Top prep stars surveyed oppose NBA’s age limit
AP Sports Writer
CHARLOTTESVILLE, Va. (AP) – Le’Bryan Nash is a rising high school junior from Dallas who doesn’t know where he’ll go to college, though he is pretty sure he won’t stay four years.
“For me right now, I’m one year and done,” the 6-foot-7 Nash said.
And he’s not alone according to a survey of highly touted prep basketball stars done at the National Basketball Players Associations’ Top 100 Camp last week.
The NBPA, at the request of The Associated Press, distributed a four-question survey to the players at last week’s camp asking them about the NBA’s age limit that requires athletes to be 19 or a year removed from high school before being eligible to play in the league.
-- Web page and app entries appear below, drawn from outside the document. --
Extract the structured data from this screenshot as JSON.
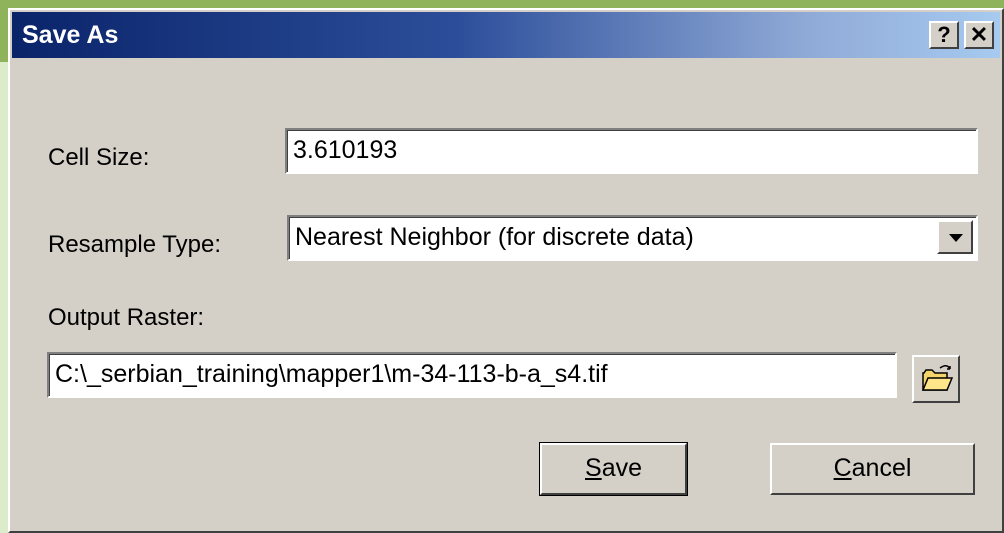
{
  "window": {
    "title": "Save As",
    "help_glyph": "?",
    "close_glyph": "✕"
  },
  "form": {
    "cell_size": {
      "label": "Cell Size:",
      "value": "3.610193"
    },
    "resample_type": {
      "label": "Resample Type:",
      "value": "Nearest Neighbor (for discrete data)"
    },
    "output_raster": {
      "label": "Output Raster:",
      "value": "C:\\_serbian_training\\mapper1\\m-34-113-b-a_s4.tif"
    }
  },
  "buttons": {
    "save": {
      "mnemonic": "S",
      "rest": "ave"
    },
    "cancel": {
      "mnemonic": "C",
      "rest": "ancel"
    }
  },
  "icons": {
    "help": "help-icon",
    "close": "close-icon",
    "browse": "open-folder-icon",
    "dropdown": "chevron-down-icon"
  },
  "colors": {
    "title_gradient_start": "#0a246a",
    "title_gradient_end": "#a6caf0",
    "dialog_face": "#d4d0c8",
    "background": "#8fb35b"
  }
}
In the anonymous survey, fifty of the 108 players at the five-day camp at the University of Virginia said they do not plan on attending four years of college. And 85 campers disagree with the NBA rule that prevents them from heading to the league straight out of high school.
Nash, considered one of the top recruits in the class of 2011 by scouting services, sees college – for however long he stays – as a bridge between the NBA and high school. He said he is a good student, but pointed out he will make his college choice based on “wherever I think I can fit in, where I could be starting or would give me a chance to go one year and done.”
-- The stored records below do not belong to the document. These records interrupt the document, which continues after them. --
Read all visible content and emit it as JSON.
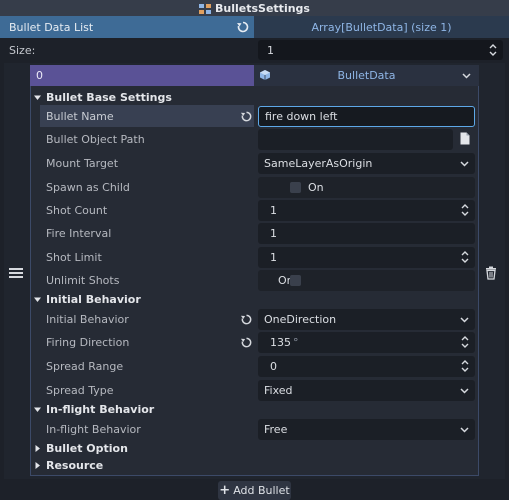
{
  "window": {
    "title": "BulletsSettings"
  },
  "property": {
    "label": "Bullet Data List",
    "value": "Array[BulletData] (size 1)"
  },
  "size": {
    "label": "Size:",
    "value": "1"
  },
  "element": {
    "index": "0",
    "resource_type": "BulletData"
  },
  "sections": {
    "base": "Bullet Base Settings",
    "initial": "Initial Behavior",
    "inflight": "In-flight Behavior",
    "option": "Bullet Option",
    "resource": "Resource"
  },
  "fields": {
    "bullet_name": {
      "label": "Bullet Name",
      "value": "fire down left"
    },
    "bullet_object_path": {
      "label": "Bullet Object Path",
      "value": ""
    },
    "mount_target": {
      "label": "Mount Target",
      "value": "SameLayerAsOrigin"
    },
    "spawn_as_child": {
      "label": "Spawn as Child",
      "value": "On"
    },
    "shot_count": {
      "label": "Shot Count",
      "value": "1"
    },
    "fire_interval": {
      "label": "Fire Interval",
      "value": "1"
    },
    "shot_limit": {
      "label": "Shot Limit",
      "value": "1"
    },
    "unlimit_shots": {
      "label": "Unlimit Shots",
      "value": "On"
    },
    "initial_behavior": {
      "label": "Initial Behavior",
      "value": "OneDirection"
    },
    "firing_direction": {
      "label": "Firing Direction",
      "value": "135",
      "unit": "°"
    },
    "spread_range": {
      "label": "Spread Range",
      "value": "0"
    },
    "spread_type": {
      "label": "Spread Type",
      "value": "Fixed"
    },
    "inflight_behavior": {
      "label": "In-flight Behavior",
      "value": "Free"
    }
  },
  "add_button": {
    "label": "Add Bullet"
  },
  "colors": {
    "accent": "#5da8e8",
    "selected_element": "#5a5296",
    "property_header": "#3e6b96"
  }
}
Some of his fellow campers would rather skip college entirely.
The survey showed that 21 players said they would turn pro right away if the age limit was lowered to 18. And if it was 20, adding another year before they could enter the league, 19 of the campers said they would look into playing professionally overseas after high school.
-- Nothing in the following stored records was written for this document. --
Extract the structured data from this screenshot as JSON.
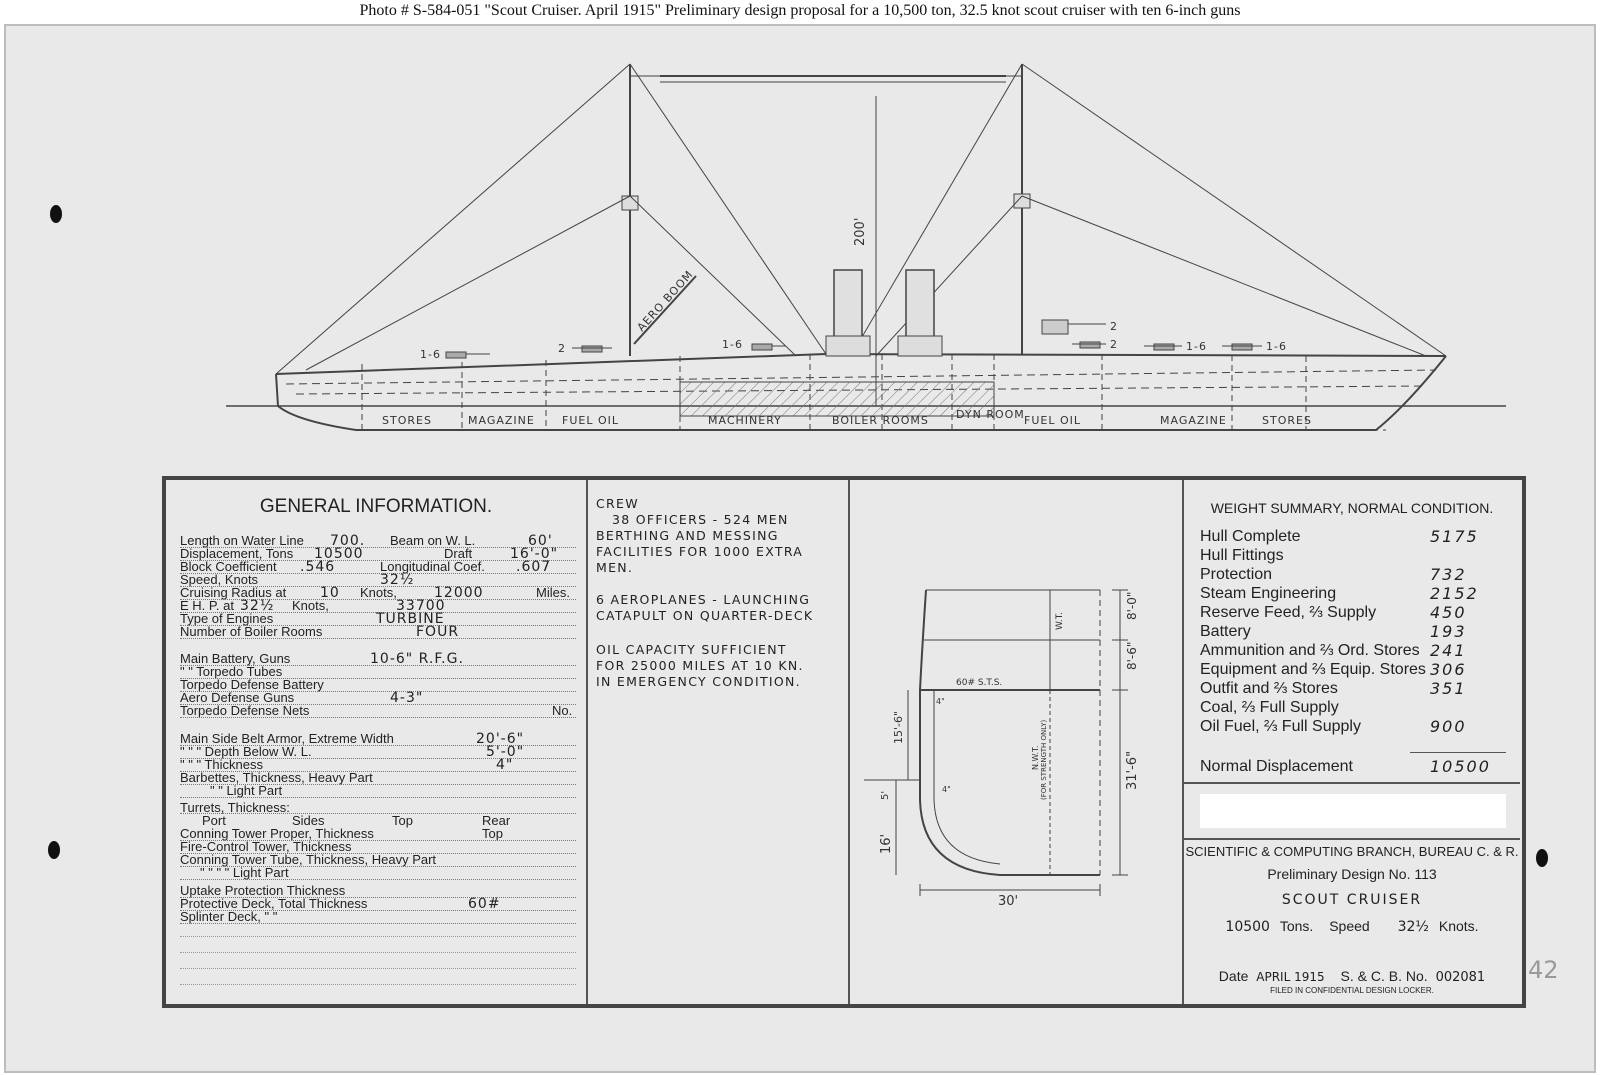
{
  "caption": "Photo #  S-584-051     \"Scout Cruiser.  April 1915\"   Preliminary design proposal for a 10,500 ton, 32.5 knot scout cruiser with ten 6-inch guns",
  "elevation": {
    "mast_height": "200'",
    "aero_boom": "AERO BOOM",
    "gun_labels": [
      "1-6",
      "2",
      "1-6",
      "2",
      "2",
      "1-6",
      "1-6"
    ],
    "compartments": [
      "STORES",
      "MAGAZINE",
      "FUEL OIL",
      "MACHINERY",
      "BOILER ROOMS",
      "DYN ROOM",
      "FUEL OIL",
      "MAGAZINE",
      "STORES"
    ]
  },
  "general": {
    "title": "GENERAL INFORMATION.",
    "rows": [
      {
        "label": "Length on Water Line",
        "value": "700."
      },
      {
        "label": "Beam on W. L.",
        "value": "60'"
      },
      {
        "label": "Displacement, Tons",
        "value": "10500"
      },
      {
        "label": "Draft",
        "value": "16'-0\""
      },
      {
        "label": "Block Coefficient",
        "value": ".546"
      },
      {
        "label": "Longitudinal Coef.",
        "value": ".607"
      },
      {
        "label": "Speed, Knots",
        "value": "32½"
      },
      {
        "label": "Cruising Radius at",
        "value": "10"
      },
      {
        "label": "Knots,",
        "value": "12000"
      },
      {
        "label": "Miles."
      },
      {
        "label": "E H. P. at",
        "value": "32½"
      },
      {
        "label": "Knots,",
        "value": "33700"
      },
      {
        "label": "Type of Engines",
        "value": "TURBINE"
      },
      {
        "label": "Number of Boiler Rooms",
        "value": "FOUR"
      },
      {
        "label": "Main Battery, Guns",
        "value": "10-6\" R.F.G."
      },
      {
        "label": "\"    \"    Torpedo Tubes"
      },
      {
        "label": "Torpedo Defense Battery"
      },
      {
        "label": "Aero Defense Guns",
        "value": "4-3\""
      },
      {
        "label": "Torpedo Defense Nets",
        "value": "No."
      },
      {
        "label": "Main Side Belt Armor, Extreme Width",
        "value": "20'-6\""
      },
      {
        "label": "\"    \"    \"    Depth Below W. L.",
        "value": "5'-0\""
      },
      {
        "label": "\"    \"    \"    Thickness",
        "value": "4\""
      },
      {
        "label": "Barbettes, Thickness, Heavy Part"
      },
      {
        "label": "\"    \"    Light Part"
      },
      {
        "label": "Turrets, Thickness:"
      },
      {
        "label": "Port"
      },
      {
        "label": "Sides"
      },
      {
        "label": "Top"
      },
      {
        "label": "Rear"
      },
      {
        "label": "Conning Tower Proper, Thickness"
      },
      {
        "label": "Top"
      },
      {
        "label": "Fire-Control Tower, Thickness"
      },
      {
        "label": "Conning Tower Tube, Thickness, Heavy Part"
      },
      {
        "label": "\"    \"    \"    \"    Light Part"
      },
      {
        "label": "Uptake Protection Thickness"
      },
      {
        "label": "Protective Deck, Total Thickness",
        "value": "60#"
      },
      {
        "label": "Splinter Deck,    \"    \""
      }
    ]
  },
  "crew": {
    "lines": [
      "CREW",
      "38 OFFICERS - 524 MEN",
      "BERTHING AND MESSING",
      "FACILITIES FOR 1000 EXTRA",
      "MEN.",
      "6 AEROPLANES - LAUNCHING",
      "CATAPULT ON QUARTER-DECK",
      "OIL CAPACITY SUFFICIENT",
      "FOR 25000 MILES AT 10 KN.",
      "IN EMERGENCY CONDITION."
    ]
  },
  "section": {
    "dims": [
      "8'-0\"",
      "8'-6\"",
      "31'-6\"",
      "15'-6\"",
      "5'",
      "16'",
      "30'",
      "4\"",
      "4\""
    ],
    "labels": [
      "W.T.",
      "60# S.T.S.",
      "N.W.T.",
      "(FOR STRENGTH ONLY)"
    ]
  },
  "weights": {
    "title": "WEIGHT SUMMARY, NORMAL CONDITION.",
    "rows": [
      {
        "label": "Hull Complete",
        "value": "5175"
      },
      {
        "label": "Hull Fittings",
        "value": ""
      },
      {
        "label": "Protection",
        "value": "732"
      },
      {
        "label": "Steam Engineering",
        "value": "2152"
      },
      {
        "label": "Reserve Feed, ⅔ Supply",
        "value": "450"
      },
      {
        "label": "Battery",
        "value": "193"
      },
      {
        "label": "Ammunition and ⅔ Ord. Stores",
        "value": "241"
      },
      {
        "label": "Equipment and ⅔ Equip. Stores",
        "value": "306"
      },
      {
        "label": "Outfit and ⅔ Stores",
        "value": "351"
      },
      {
        "label": "Coal, ⅔ Full Supply",
        "value": ""
      },
      {
        "label": "Oil Fuel, ⅔ Full Supply",
        "value": "900"
      }
    ],
    "total_label": "Normal Displacement",
    "total_value": "10500"
  },
  "title_block": {
    "branch": "SCIENTIFIC & COMPUTING BRANCH, BUREAU C. & R.",
    "design": "Preliminary Design No. 113",
    "name": "SCOUT CRUISER",
    "tons_value": "10500",
    "tons_label": "Tons.",
    "speed_label": "Speed",
    "speed_value": "32½",
    "knots_label": "Knots.",
    "date_label": "Date",
    "date_value": "APRIL 1915",
    "scb_label": "S. & C. B. No.",
    "scb_value": "002081",
    "filed": "FILED IN CONFIDENTIAL DESIGN LOCKER."
  },
  "margin_note": "42"
}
The age limit will be a hot topic when the league and the player’s association go back to the bargaining table later this summer. The NBPA is in favor of restoring the 18-year-old age limit, while NBA commissioner David Stern has said he’s in favor of boosting it to 20.
League spokesman Tim Frank said the league puts in additional programs each year to help young players, but added that what kids decide to do is out of the NBA’s hands.
“I don’t think it’s our decision on whether a guy wants to attend four years of college or not,” Frank said. “That’s a personal decision whether they’re a basketball player or not.”
Brandon Knight of Fort Lauderdale, Fla., one of the nation’s top-rated rising seniors, said he plans to get his degree at some point, but if he had the chance to be a high draft pick it would be hard to ignore.
“Not to say we’re stupid or anything, but a lot of us don’t have that mindset of trying to get a good education right now,” the 6-3 point guard said. “Once we get older, I think we’ll realize that we should try to strive for a good education, but I think right now a lot of us are taking it for granted and trying to focus on basketball.”
Will Barton, a rising senior at Lake Clifton High School in Baltimore who has committed to Memphis, was one of the few campers interviewed who knew what he wanted to major in – broadcast journalism. He says college will help him achieve his goals.
“I need college,” the 6-6, 170-pound shooting guard said. “I need to get stronger. There’s a lot of things in my game that I have to work on, so I definitely need college.”
But if the NBA draft comes calling?
“If I’m a one-and-done guy, which is a lottery pick to me, I think I would leave, as long as my coaches think I’m ready. … But if I’m in my first year and they’re talking about late first round, or a second-round draft pick, or might not get drafted at all, I’m definitely coming back to college. There’s no rush. That’s my dream.
“I waited all these years, I can wait one more.”
During the Top 100 camp, in its 17th year, the value of making the most of an education is highlighted, but the camp does not presume to tell the players how to think, NBPA player programs director Purvis Short said.
“Our role here is to try to prepare the kids to deal with whatever,” Short said.
He noted that the recent NBA Finals featured several players, including superstars Kobe Bryant and Dwight Howard, who went to the NBA straight from high school and have obviously fared well. Another prominent player that skipped college altogether is NBA MVP LeBron James.
Painting all high school kids with the same brush isn’t fair, Short said.
“I think every situation is different. There are kids out there that do want to go to college and have that experience, and there are kids whose circumstances may be a little different,” he said, citing economic and maturity differences.
“Not everybody that comes out of high school is ready for the NBA,” he added. “Not everybody that is a year removed from high school and comes in to the NBA is ready for the NBA. Not every kid that goes through college and comes into the NBA is ready for the NBA.”